Your response should contain every record below, copied exactly.

**Exercise data:**

= = = = =

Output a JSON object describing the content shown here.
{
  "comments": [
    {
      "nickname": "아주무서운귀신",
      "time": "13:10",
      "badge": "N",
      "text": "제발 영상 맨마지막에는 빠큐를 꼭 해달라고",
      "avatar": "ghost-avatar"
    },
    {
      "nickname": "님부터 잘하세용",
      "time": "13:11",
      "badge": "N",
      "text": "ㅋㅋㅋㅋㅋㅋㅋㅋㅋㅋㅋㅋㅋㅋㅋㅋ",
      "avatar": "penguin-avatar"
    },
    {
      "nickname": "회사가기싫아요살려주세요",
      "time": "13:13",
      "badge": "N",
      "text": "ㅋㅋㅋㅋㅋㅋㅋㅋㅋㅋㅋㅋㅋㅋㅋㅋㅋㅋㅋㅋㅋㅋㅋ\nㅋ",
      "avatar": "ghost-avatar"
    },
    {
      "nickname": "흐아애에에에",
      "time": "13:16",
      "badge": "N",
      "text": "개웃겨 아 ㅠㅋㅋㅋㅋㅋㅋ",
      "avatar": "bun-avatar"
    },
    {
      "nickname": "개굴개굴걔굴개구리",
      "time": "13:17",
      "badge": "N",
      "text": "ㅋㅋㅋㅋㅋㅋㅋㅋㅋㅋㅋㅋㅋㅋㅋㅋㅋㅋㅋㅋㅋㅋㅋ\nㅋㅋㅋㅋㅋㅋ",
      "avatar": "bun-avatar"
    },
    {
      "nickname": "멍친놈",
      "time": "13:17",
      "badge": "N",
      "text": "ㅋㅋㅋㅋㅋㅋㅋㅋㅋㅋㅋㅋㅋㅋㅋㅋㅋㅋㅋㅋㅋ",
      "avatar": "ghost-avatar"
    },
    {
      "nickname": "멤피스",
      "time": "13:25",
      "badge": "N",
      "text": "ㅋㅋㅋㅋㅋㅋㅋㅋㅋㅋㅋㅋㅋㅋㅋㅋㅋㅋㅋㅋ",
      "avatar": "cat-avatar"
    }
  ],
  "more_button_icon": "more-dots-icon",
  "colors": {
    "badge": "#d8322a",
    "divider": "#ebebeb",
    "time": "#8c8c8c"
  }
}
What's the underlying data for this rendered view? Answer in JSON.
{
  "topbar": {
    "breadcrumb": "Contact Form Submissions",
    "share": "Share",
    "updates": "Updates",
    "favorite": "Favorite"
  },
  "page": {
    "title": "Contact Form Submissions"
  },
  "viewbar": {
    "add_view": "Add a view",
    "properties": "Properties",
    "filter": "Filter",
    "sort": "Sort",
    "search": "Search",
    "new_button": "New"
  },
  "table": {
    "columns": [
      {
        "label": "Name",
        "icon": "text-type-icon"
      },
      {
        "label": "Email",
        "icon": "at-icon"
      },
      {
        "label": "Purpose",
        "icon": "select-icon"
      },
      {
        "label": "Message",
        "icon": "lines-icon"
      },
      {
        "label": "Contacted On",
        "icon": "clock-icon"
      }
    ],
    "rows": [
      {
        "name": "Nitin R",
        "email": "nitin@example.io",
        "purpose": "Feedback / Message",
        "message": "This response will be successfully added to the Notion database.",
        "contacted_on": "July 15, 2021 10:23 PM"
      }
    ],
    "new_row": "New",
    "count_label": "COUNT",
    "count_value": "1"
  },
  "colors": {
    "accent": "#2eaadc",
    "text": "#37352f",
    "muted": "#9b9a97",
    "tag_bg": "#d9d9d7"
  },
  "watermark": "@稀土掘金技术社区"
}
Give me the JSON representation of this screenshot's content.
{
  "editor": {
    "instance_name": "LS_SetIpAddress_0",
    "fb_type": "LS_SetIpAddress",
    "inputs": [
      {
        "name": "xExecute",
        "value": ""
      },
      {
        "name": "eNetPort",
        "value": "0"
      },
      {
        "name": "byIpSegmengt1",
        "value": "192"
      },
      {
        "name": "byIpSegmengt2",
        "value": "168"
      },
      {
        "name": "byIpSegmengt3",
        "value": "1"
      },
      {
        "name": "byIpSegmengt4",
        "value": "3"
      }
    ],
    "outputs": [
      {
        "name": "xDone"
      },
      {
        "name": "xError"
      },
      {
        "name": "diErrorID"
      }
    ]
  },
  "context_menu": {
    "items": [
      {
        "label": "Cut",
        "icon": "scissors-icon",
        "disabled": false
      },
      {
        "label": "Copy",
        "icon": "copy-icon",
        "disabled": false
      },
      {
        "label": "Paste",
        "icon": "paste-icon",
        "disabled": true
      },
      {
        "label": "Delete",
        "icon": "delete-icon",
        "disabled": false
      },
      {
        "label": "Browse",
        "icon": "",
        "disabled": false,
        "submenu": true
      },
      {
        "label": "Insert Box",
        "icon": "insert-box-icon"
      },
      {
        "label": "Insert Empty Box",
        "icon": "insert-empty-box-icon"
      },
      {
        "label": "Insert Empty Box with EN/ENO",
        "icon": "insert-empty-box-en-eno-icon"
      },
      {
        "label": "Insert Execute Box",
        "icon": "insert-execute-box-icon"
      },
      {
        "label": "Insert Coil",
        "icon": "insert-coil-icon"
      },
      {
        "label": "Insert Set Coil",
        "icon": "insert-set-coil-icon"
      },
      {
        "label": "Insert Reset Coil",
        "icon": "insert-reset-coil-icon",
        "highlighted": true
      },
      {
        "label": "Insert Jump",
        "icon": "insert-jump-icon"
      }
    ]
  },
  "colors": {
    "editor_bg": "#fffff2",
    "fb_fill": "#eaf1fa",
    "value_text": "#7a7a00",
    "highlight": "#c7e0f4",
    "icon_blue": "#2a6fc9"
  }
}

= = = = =

**Answer section:**
Output a JSON object describing the content shown here.
{
  "comments": [
    {
      "nickname": "아주무서운귀신",
      "time": "13:10",
      "badge": "N",
      "text": "제발 영상 맨마지막에는 빠큐를 꼭 해달라고",
      "avatar": "ghost-avatar"
    },
    {
      "nickname": "님부터 잘하세용",
      "time": "13:11",
      "badge": "N",
      "text": "ㅋㅋㅋㅋㅋㅋㅋㅋㅋㅋㅋㅋㅋㅋㅋㅋ",
      "avatar": "penguin-avatar"
    },
    {
      "nickname": "회사가기싫아요살려주세요",
      "time": "13:13",
      "badge": "N",
      "text": "ㅋㅋㅋㅋㅋㅋㅋㅋㅋㅋㅋㅋㅋㅋㅋㅋㅋㅋㅋㅋㅋㅋㅋ\nㅋ",
      "avatar": "ghost-avatar"
    },
    {
      "nickname": "흐아애에에에",
      "time": "13:16",
      "badge": "N",
      "text": "개웃겨 아 ㅠㅋㅋㅋㅋㅋㅋ",
      "avatar": "bun-avatar"
    },
    {
      "nickname": "개굴개굴걔굴개구리",
      "time": "13:17",
      "badge": "N",
      "text": "ㅋㅋㅋㅋㅋㅋㅋㅋㅋㅋㅋㅋㅋㅋㅋㅋㅋㅋㅋㅋㅋㅋㅋ\nㅋㅋㅋㅋㅋㅋ",
      "avatar": "bun-avatar"
    },
    {
      "nickname": "멍친놈",
      "time": "13:17",
      "badge": "N",
      "text": "ㅋㅋㅋㅋㅋㅋㅋㅋㅋㅋㅋㅋㅋㅋㅋㅋㅋㅋㅋㅋㅋ",
      "avatar": "ghost-avatar"
    },
    {
      "nickname": "멤피스",
      "time": "13:25",
      "badge": "N",
      "text": "ㅋㅋㅋㅋㅋㅋㅋㅋㅋㅋㅋㅋㅋㅋㅋㅋㅋㅋㅋㅋ",
      "avatar": "cat-avatar"
    }
  ],
  "more_button_icon": "more-dots-icon",
  "colors": {
    "badge": "#d8322a",
    "divider": "#ebebeb",
    "time": "#8c8c8c"
  }
}
What's the underlying data for this rendered view? Answer in JSON.
{
  "topbar": {
    "breadcrumb": "Contact Form Submissions",
    "share": "Share",
    "updates": "Updates",
    "favorite": "Favorite"
  },
  "page": {
    "title": "Contact Form Submissions"
  },
  "viewbar": {
    "add_view": "Add a view",
    "properties": "Properties",
    "filter": "Filter",
    "sort": "Sort",
    "search": "Search",
    "new_button": "New"
  },
  "table": {
    "columns": [
      {
        "label": "Name",
        "icon": "text-type-icon"
      },
      {
        "label": "Email",
        "icon": "at-icon"
      },
      {
        "label": "Purpose",
        "icon": "select-icon"
      },
      {
        "label": "Message",
        "icon": "lines-icon"
      },
      {
        "label": "Contacted On",
        "icon": "clock-icon"
      }
    ],
    "rows": [
      {
        "name": "Nitin R",
        "email": "nitin@example.io",
        "purpose": "Feedback / Message",
        "message": "This response will be successfully added to the Notion database.",
        "contacted_on": "July 15, 2021 10:23 PM"
      }
    ],
    "new_row": "New",
    "count_label": "COUNT",
    "count_value": "1"
  },
  "colors": {
    "accent": "#2eaadc",
    "text": "#37352f",
    "muted": "#9b9a97",
    "tag_bg": "#d9d9d7"
  },
  "watermark": "@稀土掘金技术社区"
}
Give me the JSON representation of this screenshot's content.
{
  "editor": {
    "instance_name": "LS_SetIpAddress_0",
    "fb_type": "LS_SetIpAddress",
    "inputs": [
      {
        "name": "xExecute",
        "value": ""
      },
      {
        "name": "eNetPort",
        "value": "0"
      },
      {
        "name": "byIpSegmengt1",
        "value": "192"
      },
      {
        "name": "byIpSegmengt2",
        "value": "168"
      },
      {
        "name": "byIpSegmengt3",
        "value": "1"
      },
      {
        "name": "byIpSegmengt4",
        "value": "3"
      }
    ],
    "outputs": [
      {
        "name": "xDone"
      },
      {
        "name": "xError"
      },
      {
        "name": "diErrorID"
      }
    ]
  },
  "context_menu": {
    "items": [
      {
        "label": "Cut",
        "icon": "scissors-icon",
        "disabled": false
      },
      {
        "label": "Copy",
        "icon": "copy-icon",
        "disabled": false
      },
      {
        "label": "Paste",
        "icon": "paste-icon",
        "disabled": true
      },
      {
        "label": "Delete",
        "icon": "delete-icon",
        "disabled": false
      },
      {
        "label": "Browse",
        "icon": "",
        "disabled": false,
        "submenu": true
      },
      {
        "label": "Insert Box",
        "icon": "insert-box-icon"
      },
      {
        "label": "Insert Empty Box",
        "icon": "insert-empty-box-icon"
      },
      {
        "label": "Insert Empty Box with EN/ENO",
        "icon": "insert-empty-box-en-eno-icon"
      },
      {
        "label": "Insert Execute Box",
        "icon": "insert-execute-box-icon"
      },
      {
        "label": "Insert Coil",
        "icon": "insert-coil-icon"
      },
      {
        "label": "Insert Set Coil",
        "icon": "insert-set-coil-icon"
      },
      {
        "label": "Insert Reset Coil",
        "icon": "insert-reset-coil-icon",
        "highlighted": true
      },
      {
        "label": "Insert Jump",
        "icon": "insert-jump-icon"
      }
    ]
  },
  "colors": {
    "editor_bg": "#fffff2",
    "fb_fill": "#eaf1fa",
    "value_text": "#7a7a00",
    "highlight": "#c7e0f4",
    "icon_blue": "#2a6fc9"
  }
}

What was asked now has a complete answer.